The life and truly terrible crimes of Dr John Davies
John Davies in 2016
Listen here to part one of my eight part audio series on Dr John Davies, produced by Ocean City Media for TimesRadio with support from the Audio Fund.
Next episode coming soon!
At London’s Southwark Crown Court, in May 2016, dangerous criminal Dr John Davies was finally sent to prison, having evaded justice for decades. Sentencing him to 12 years in prison, the judge described his crimes as ‘despicable’. His son Benjamin Davies was imprisoned alongside him.
However, Davies was imprisoned not for his numerous crimes against women and children, but for masterminding a sophisticated charity operation that had netted him more than £5 million, defrauded from the British taxpayer.

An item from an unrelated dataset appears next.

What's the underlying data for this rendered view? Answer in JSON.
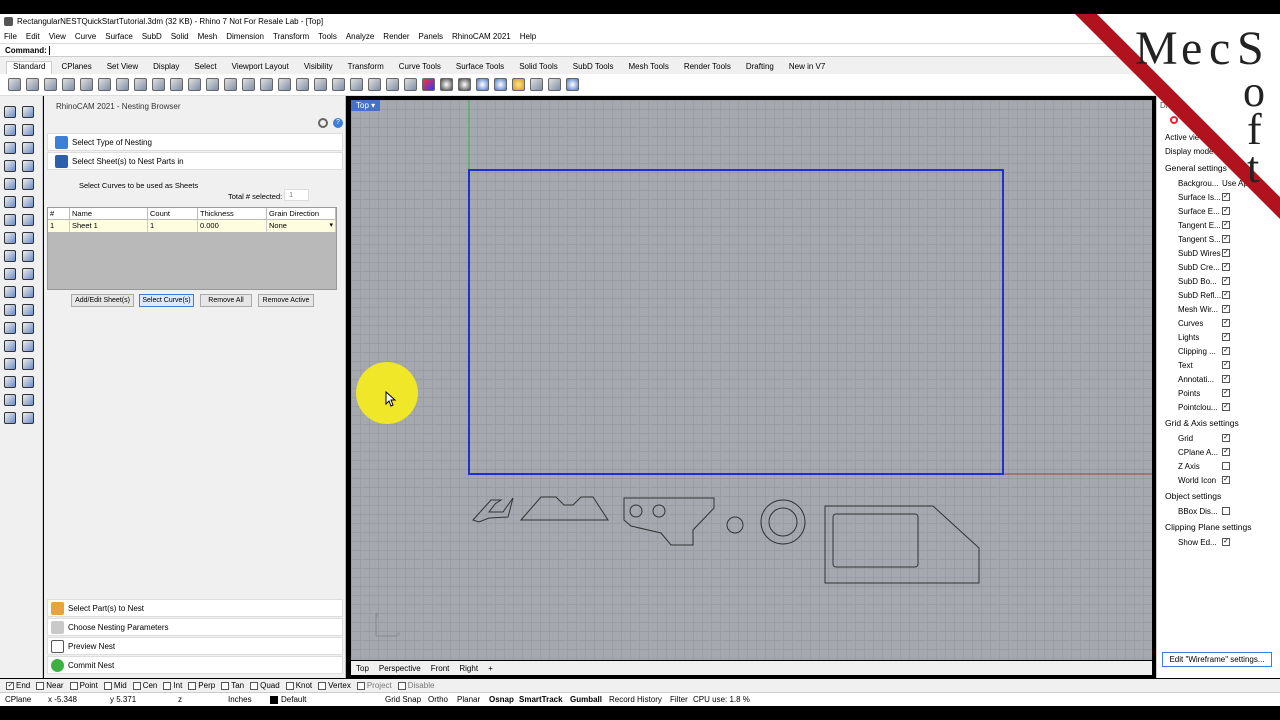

As a lifelong feminist campaigner against sexual violence, I have been investigating Davies for almost 20 years for his crimes of sexual violence and abuse (which can be traced as far back as the early 1980s). But despite investigations by Europol, and by police in the UK, Croatia, Hungary, Romania and the US into allegations of baby trafficking and organised prostitution, somehow nothing ever stuck to Davies.

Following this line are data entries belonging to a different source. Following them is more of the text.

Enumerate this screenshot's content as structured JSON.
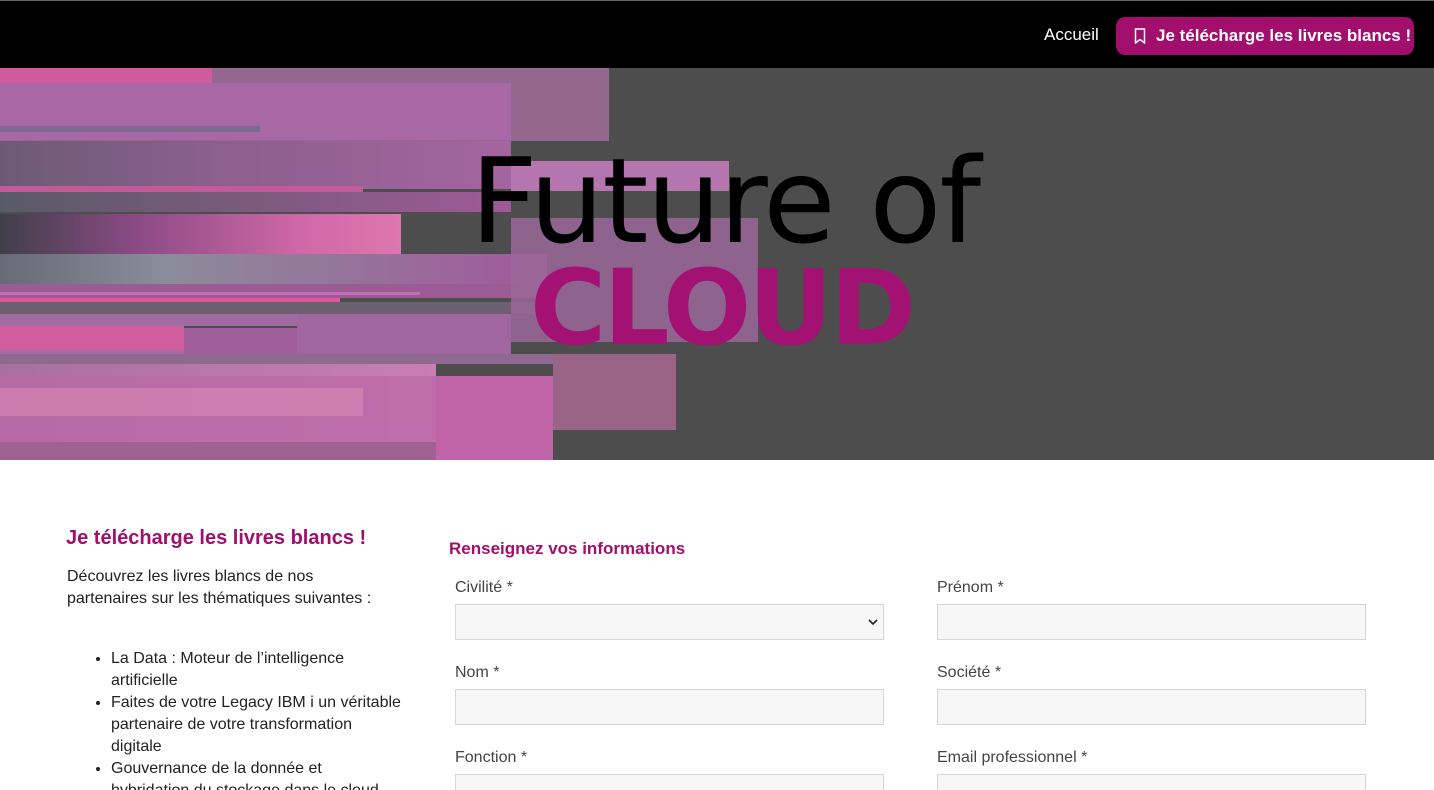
{
  "nav": {
    "home": "Accueil",
    "cta": "Je télécharge les livres blancs !"
  },
  "hero": {
    "line1": "Future of",
    "line2": "CLOUD"
  },
  "sidebar": {
    "title": "Je télécharge les livres blancs !",
    "intro": "Découvrez les livres blancs de nos partenaires sur les thématiques suivantes :",
    "items": [
      "La Data : Moteur de l’intelligence artificielle",
      "Faites de votre Legacy IBM i un véritable partenaire de votre transformation digitale",
      "Gouvernance de la donnée et hybridation du stockage dans le cloud"
    ]
  },
  "form": {
    "title": "Renseignez vos informations",
    "fields": {
      "civilite": "Civilité *",
      "prenom": "Prénom *",
      "nom": "Nom *",
      "societe": "Société *",
      "fonction": "Fonction *",
      "email": "Email professionnel *"
    }
  },
  "colors": {
    "accent": "#a10e6c",
    "hero_bg": "#4d4d4d",
    "nav_bg": "#000000"
  }
}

My investigation of him is a saga-length exposé that has had a considerable effect on my life. In addition to almost landing me in court on libel charges, it has prompted me to travel to several countries in pursuit of evidence and introduced me to the best and the worst of humanity. Davies is the most dangerous man I have encountered in almost four decades of campaigning against crimes towards women and girls, yet prior to his 2016 conviction he was considered an esteemed academic, a philanthropist running charities for impoverished women and girls, an anti-trafficking activist, and a goodhearted Christian.
I first met him in 1999 at a conference about sex trafficking of women and girls, where I was approached by two police officers who were aware that I was a British anti-trafficking campaigner. They asked if I knew “the big man in the corner … Teflon John … wearing a grubby-looking suit?” The officers told me that Davies – a man who travelled the world addressing academic conferences on the subject of trafficking – was suspected of running a ‘baby fattening’ business from his farm in Balástya, Hungary, close to the Romanian border. The Metropolitan Police in London had evidence that Davies had combed the Balkan region looking for pregnant women who had been raped by soldiers. Posing as a Christian missionary, he offered these women, first, a place to see out their pregnancies, and then, to find a respectable, loving couple from the US or UK to adopt their baby.